EXERCISE
Show, in full, each line of the data that contains "ECONOMY".
= Beginning of Section =
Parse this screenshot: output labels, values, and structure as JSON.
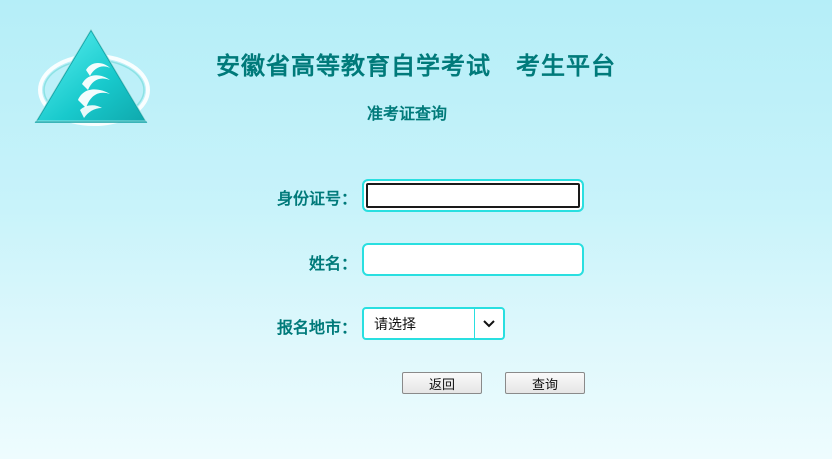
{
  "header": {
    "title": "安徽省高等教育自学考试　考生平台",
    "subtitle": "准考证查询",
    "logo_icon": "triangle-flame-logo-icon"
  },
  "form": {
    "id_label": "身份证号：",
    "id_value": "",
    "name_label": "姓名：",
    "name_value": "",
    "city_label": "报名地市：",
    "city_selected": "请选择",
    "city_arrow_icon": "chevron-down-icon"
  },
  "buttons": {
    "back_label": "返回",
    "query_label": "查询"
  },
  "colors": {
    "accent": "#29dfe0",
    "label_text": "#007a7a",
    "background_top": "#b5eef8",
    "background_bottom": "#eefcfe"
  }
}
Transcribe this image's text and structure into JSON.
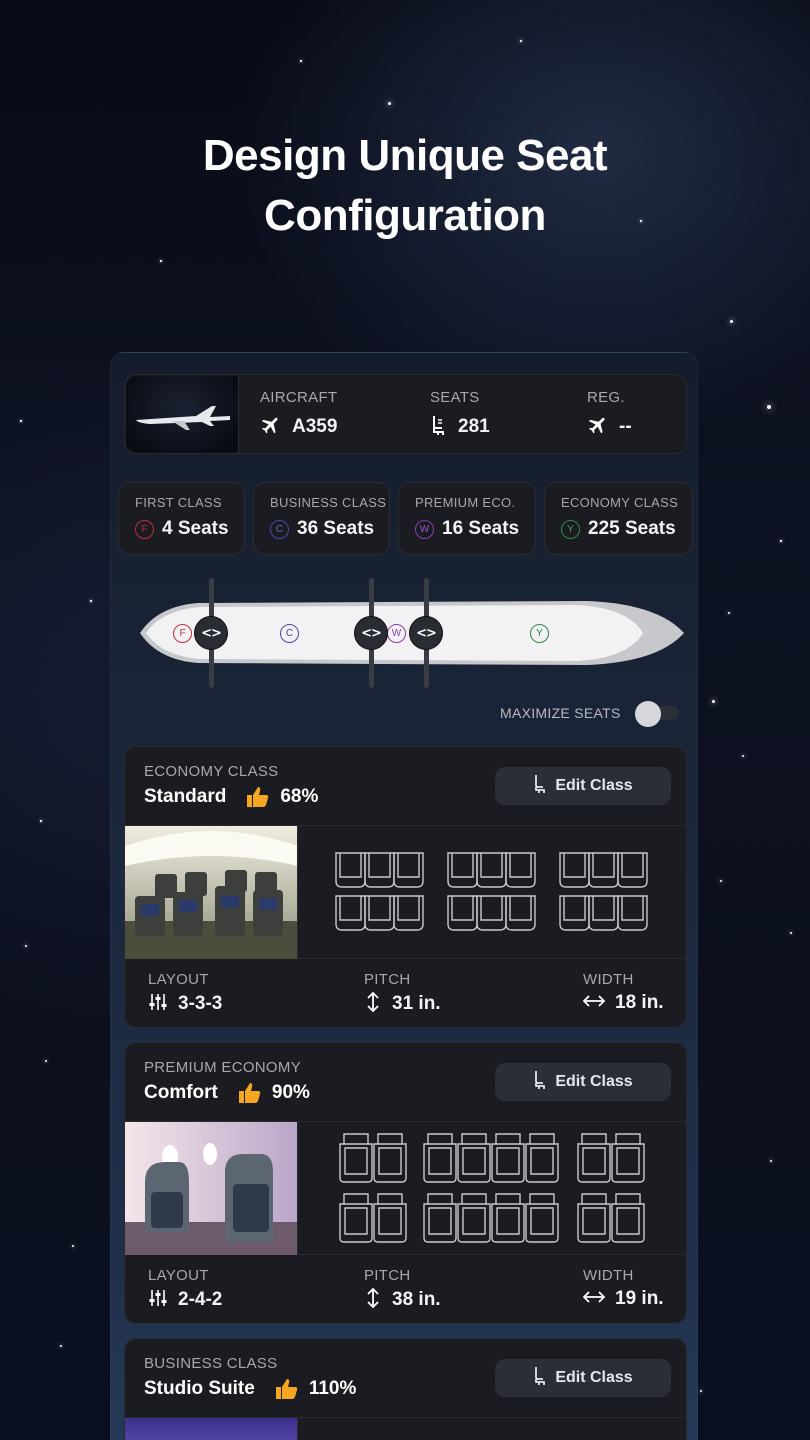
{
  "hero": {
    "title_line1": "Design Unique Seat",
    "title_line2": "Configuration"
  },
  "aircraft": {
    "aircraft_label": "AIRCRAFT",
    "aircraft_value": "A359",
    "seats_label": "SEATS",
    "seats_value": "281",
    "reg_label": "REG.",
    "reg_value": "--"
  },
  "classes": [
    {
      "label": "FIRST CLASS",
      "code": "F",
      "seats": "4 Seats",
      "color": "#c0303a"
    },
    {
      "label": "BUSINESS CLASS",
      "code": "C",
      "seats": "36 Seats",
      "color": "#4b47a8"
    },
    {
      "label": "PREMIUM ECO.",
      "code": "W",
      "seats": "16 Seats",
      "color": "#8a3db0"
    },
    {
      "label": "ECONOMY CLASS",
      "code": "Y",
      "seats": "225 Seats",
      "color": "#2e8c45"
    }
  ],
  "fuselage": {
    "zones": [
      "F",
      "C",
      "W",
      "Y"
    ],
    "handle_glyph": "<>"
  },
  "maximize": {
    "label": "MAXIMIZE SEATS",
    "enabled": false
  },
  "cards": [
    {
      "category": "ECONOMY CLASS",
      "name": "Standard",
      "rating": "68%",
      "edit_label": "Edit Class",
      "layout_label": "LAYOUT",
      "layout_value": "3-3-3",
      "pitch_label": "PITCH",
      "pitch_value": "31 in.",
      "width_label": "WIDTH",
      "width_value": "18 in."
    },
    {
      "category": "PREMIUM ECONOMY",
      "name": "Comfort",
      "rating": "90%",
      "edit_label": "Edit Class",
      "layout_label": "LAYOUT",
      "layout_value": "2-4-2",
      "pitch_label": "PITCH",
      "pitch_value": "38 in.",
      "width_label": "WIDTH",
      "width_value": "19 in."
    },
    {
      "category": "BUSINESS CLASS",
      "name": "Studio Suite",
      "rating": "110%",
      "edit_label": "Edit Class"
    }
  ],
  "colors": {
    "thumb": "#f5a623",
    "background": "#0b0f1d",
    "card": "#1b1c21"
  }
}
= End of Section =
EXERCISE RESPONSE
      "label": "ECONOMY CLASS",
      "category": "ECONOMY CLASS",
      "category": "PREMIUM ECONOMY",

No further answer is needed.